Drums beats and singing in the nsyilxcən tongue were heard at Windfield Memorial Hall Saturday, as part of the 23rd annual Winter Family Gathering Traditional Pow Wow.
Edna Terbasket, president of the Lake Country Native Association, has been heavily involved with the powwow since its inception. As an active member of the First Nations community and executive director with the Ki-Low-Na Friendship Society, Terbasket was constantly greeted by relatives and friends during the opening dances.
The powwow originally started because there was a need for kids to have a place to meet others and to do cultural activities and learn about their heritage, she said, while holding her great-granddaughter in her arms.
“I live here so I wanted to do something in my community and with the Ki-Low-Na Friendship Society, we have our Turtle Island Festival for National Aboriginal Day,” she said. “My family is everything.”
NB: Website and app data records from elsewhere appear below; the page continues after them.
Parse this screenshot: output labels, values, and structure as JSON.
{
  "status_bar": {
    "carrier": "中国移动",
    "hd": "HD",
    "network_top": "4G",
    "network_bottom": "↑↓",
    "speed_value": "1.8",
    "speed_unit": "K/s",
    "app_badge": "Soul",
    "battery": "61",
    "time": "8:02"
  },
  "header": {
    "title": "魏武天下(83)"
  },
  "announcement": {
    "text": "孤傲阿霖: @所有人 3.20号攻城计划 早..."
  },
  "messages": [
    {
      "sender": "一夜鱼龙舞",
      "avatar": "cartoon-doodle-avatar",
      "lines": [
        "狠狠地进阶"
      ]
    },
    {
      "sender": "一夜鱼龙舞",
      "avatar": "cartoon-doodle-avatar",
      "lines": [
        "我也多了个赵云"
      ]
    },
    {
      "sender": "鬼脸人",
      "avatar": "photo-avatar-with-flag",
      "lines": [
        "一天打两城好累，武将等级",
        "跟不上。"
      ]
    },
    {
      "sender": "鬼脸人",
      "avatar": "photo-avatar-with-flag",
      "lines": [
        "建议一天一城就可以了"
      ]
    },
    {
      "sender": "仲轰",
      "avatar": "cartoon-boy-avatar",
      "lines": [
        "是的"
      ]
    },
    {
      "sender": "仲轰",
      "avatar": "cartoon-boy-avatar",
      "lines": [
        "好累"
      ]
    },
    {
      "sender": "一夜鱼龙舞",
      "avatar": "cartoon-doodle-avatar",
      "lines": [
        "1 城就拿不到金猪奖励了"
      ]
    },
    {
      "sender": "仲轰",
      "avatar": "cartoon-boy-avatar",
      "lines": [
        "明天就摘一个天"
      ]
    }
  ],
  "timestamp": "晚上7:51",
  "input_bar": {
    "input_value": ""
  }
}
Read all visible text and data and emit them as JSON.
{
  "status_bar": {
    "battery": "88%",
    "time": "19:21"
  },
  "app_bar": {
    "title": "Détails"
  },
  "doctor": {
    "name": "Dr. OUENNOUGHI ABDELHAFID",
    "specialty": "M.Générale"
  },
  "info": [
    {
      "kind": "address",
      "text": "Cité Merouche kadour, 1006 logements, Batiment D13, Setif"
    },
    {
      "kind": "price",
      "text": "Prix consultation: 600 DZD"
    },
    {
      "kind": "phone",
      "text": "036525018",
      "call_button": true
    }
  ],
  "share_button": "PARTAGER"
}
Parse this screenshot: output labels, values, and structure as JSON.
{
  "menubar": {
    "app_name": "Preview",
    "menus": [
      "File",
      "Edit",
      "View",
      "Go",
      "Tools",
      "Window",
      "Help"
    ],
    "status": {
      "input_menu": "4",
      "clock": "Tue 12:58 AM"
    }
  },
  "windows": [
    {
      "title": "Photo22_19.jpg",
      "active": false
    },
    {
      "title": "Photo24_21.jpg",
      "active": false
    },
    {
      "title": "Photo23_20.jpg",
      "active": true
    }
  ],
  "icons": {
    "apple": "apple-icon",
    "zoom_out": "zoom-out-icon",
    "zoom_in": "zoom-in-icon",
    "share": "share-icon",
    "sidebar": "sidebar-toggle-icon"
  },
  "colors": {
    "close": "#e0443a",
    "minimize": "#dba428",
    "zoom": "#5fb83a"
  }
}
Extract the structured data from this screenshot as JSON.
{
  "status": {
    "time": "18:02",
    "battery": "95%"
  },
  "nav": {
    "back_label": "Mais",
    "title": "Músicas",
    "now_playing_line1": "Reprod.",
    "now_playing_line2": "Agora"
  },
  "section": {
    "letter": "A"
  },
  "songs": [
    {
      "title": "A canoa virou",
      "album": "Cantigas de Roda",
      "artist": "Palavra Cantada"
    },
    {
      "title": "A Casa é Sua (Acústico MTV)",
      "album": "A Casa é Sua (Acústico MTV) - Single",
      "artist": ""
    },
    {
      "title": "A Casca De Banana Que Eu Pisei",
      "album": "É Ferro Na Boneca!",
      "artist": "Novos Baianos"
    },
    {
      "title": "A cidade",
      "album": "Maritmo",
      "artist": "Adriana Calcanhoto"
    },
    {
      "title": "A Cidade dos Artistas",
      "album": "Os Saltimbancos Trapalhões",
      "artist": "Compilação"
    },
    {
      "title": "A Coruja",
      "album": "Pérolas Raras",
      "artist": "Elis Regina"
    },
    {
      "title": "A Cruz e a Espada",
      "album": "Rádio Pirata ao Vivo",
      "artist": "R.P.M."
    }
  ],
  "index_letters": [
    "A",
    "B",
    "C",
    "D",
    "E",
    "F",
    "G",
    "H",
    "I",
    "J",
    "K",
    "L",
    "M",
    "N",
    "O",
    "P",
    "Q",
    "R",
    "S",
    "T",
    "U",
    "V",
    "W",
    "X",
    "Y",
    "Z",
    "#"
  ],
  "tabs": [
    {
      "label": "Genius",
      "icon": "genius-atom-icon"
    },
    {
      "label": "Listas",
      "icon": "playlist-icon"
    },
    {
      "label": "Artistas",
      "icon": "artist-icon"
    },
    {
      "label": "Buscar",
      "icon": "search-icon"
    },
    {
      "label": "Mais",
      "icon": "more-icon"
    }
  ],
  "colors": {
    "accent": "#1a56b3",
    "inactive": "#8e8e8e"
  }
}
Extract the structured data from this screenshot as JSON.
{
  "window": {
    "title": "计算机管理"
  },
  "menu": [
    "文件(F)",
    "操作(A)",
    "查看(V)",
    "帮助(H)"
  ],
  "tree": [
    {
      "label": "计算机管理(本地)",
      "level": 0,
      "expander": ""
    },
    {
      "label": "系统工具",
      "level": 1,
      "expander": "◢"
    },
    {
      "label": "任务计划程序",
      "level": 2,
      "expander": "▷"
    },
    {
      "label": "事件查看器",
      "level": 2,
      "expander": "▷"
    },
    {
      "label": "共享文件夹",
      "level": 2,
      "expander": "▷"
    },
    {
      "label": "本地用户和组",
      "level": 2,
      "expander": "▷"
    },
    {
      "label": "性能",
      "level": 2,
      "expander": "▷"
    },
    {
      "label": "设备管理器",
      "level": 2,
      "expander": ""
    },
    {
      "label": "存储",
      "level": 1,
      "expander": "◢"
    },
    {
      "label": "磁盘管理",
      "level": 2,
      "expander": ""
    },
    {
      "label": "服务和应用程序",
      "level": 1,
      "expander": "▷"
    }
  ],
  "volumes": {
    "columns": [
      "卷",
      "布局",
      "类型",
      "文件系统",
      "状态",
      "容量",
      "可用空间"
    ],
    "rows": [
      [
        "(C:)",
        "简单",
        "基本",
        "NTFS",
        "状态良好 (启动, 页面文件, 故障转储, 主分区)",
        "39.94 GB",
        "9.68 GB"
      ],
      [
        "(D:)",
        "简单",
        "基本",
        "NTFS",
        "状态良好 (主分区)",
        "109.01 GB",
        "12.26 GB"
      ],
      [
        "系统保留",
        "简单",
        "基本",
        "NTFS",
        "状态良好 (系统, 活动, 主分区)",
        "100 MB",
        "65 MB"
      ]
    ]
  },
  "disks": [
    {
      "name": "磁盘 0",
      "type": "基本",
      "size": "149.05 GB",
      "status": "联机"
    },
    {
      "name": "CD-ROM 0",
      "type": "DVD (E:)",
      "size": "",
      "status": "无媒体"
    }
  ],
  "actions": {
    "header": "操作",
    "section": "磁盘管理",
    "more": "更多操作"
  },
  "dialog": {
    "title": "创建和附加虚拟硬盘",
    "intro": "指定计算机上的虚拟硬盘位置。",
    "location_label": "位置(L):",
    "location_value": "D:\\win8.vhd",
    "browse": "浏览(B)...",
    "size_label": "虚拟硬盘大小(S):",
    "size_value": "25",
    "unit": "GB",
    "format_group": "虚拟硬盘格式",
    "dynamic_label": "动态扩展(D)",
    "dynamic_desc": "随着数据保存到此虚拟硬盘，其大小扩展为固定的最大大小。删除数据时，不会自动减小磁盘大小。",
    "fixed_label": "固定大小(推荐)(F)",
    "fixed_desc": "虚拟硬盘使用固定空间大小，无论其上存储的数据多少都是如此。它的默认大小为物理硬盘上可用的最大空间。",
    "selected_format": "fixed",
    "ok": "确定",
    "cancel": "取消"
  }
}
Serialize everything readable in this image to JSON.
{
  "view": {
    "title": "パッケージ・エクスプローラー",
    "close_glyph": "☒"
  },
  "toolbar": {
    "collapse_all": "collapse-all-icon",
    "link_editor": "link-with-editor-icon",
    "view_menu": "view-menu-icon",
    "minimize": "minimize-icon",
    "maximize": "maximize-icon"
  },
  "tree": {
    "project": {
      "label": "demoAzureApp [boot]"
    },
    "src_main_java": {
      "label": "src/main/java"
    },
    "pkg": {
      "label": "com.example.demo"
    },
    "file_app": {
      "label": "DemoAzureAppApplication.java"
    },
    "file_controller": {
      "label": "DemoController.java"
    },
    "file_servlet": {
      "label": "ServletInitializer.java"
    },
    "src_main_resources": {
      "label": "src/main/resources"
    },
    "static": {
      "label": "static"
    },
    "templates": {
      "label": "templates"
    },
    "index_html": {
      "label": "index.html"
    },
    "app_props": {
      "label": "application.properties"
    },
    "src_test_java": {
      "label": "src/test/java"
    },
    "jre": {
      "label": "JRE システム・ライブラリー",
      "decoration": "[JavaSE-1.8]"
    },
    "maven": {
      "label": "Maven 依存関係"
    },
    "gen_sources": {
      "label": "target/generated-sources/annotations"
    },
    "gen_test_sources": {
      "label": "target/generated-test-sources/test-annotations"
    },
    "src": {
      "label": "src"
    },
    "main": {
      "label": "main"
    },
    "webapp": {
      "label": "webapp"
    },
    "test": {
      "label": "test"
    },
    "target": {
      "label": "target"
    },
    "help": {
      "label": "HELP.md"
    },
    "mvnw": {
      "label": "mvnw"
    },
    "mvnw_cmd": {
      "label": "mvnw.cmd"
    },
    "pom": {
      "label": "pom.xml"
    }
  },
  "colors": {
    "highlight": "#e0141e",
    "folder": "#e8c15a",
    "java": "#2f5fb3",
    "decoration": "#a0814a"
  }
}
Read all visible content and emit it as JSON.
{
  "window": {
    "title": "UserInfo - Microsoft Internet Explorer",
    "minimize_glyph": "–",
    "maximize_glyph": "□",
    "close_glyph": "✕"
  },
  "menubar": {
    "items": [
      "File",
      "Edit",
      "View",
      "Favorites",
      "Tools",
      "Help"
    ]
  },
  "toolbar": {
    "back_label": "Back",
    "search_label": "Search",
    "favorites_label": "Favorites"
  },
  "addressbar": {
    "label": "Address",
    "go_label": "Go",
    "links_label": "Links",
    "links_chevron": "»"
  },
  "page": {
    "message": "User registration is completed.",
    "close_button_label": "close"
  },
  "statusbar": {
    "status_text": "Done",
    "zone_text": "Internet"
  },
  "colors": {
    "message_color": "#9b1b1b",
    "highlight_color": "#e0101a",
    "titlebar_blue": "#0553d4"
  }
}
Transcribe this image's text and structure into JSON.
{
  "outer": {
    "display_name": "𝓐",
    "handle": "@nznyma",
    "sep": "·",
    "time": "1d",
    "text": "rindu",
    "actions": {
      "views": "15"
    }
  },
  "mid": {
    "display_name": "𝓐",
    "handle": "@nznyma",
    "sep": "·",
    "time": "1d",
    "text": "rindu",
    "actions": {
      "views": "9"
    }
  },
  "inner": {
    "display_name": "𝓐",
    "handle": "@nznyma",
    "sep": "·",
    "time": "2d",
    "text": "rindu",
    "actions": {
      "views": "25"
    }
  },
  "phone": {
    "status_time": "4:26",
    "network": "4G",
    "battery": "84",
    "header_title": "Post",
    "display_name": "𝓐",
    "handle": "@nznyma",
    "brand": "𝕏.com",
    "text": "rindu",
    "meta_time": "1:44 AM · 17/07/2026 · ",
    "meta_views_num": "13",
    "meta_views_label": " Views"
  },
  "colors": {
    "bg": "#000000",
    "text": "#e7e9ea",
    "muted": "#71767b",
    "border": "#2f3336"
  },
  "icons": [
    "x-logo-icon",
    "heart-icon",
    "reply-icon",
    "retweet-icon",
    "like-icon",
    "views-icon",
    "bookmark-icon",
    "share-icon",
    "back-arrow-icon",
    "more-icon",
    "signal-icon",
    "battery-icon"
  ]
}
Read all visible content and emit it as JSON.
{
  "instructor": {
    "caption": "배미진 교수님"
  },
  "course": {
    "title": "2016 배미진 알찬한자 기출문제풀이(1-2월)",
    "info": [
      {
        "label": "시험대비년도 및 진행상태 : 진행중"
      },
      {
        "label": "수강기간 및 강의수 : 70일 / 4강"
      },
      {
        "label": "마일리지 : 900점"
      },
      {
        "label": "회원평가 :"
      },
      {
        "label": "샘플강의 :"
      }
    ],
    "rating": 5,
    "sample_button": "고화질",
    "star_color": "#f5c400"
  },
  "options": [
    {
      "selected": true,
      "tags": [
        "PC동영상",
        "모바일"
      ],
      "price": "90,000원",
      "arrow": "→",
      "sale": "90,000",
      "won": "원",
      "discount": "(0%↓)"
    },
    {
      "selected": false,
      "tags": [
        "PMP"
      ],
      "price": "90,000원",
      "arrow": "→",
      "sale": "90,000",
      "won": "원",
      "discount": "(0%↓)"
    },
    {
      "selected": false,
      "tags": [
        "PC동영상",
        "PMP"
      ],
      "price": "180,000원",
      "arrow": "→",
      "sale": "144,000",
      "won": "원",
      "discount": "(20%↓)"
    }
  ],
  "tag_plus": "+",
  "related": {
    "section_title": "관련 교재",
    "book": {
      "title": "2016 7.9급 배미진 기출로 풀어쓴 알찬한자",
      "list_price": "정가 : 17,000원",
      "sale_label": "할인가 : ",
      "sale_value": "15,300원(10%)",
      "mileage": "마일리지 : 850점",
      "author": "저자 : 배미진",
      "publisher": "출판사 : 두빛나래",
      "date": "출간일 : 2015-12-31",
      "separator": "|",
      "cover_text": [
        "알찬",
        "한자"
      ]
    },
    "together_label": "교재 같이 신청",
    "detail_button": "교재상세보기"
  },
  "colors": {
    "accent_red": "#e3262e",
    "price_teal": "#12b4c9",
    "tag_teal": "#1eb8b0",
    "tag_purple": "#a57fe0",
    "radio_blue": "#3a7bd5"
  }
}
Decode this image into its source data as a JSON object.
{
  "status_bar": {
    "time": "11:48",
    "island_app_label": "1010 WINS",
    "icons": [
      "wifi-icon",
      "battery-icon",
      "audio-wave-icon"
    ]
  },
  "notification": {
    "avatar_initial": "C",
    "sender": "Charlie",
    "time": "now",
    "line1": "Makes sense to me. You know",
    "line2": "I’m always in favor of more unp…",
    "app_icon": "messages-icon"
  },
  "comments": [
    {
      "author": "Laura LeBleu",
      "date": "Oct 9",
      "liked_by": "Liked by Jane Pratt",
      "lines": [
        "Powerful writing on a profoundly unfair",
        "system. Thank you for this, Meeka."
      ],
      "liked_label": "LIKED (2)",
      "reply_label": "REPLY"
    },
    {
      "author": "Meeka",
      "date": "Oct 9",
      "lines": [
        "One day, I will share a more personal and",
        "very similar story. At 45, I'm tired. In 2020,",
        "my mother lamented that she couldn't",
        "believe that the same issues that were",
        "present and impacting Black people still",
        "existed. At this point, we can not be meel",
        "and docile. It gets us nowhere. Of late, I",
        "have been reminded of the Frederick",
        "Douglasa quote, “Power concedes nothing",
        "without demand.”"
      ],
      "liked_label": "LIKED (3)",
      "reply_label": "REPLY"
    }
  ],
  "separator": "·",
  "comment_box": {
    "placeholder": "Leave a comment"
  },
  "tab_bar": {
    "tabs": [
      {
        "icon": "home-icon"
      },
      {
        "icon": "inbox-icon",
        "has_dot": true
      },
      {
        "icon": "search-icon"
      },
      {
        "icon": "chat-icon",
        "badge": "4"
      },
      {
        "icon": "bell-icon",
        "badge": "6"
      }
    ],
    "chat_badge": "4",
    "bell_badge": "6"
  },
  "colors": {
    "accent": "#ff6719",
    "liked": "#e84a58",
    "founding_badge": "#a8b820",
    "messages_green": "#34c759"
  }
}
“She is my grandson’s baby, so she will be a part of this. She is a part of this. I know our future is in a good place because they’re going to make a bigger difference than her (great grandmother).”
Terbasket said truth and reconciliation is at the forefront of discussions nowadays, and she encourages others to get to know who they are and be proud of their ancestors.
They went through the Indian Act, we’re still living through the Indian Act, they’ve got through the residential schools and you have to think (about the many generations of trauma), the Sixties Scoop…” she said.
Deputy superintendent Terry Beaudry, with Central Okanagan Public Schools, spoke during the opening ceremony, saying her mother is a residential school survivor.
Roughly 2,700 students from 61 different bands are part of the school district, she said.
The powwow was open to everyone, and Terbasket hopes it also these events bring different members of the community together, to learn about indigenous culture.
“(My great-granddaughter) is going to speak her language, she’s going to know her history. She’s going to know the land and all the important landmarks. She’s going to know her medicine. She’s going to know,” Terbasket said.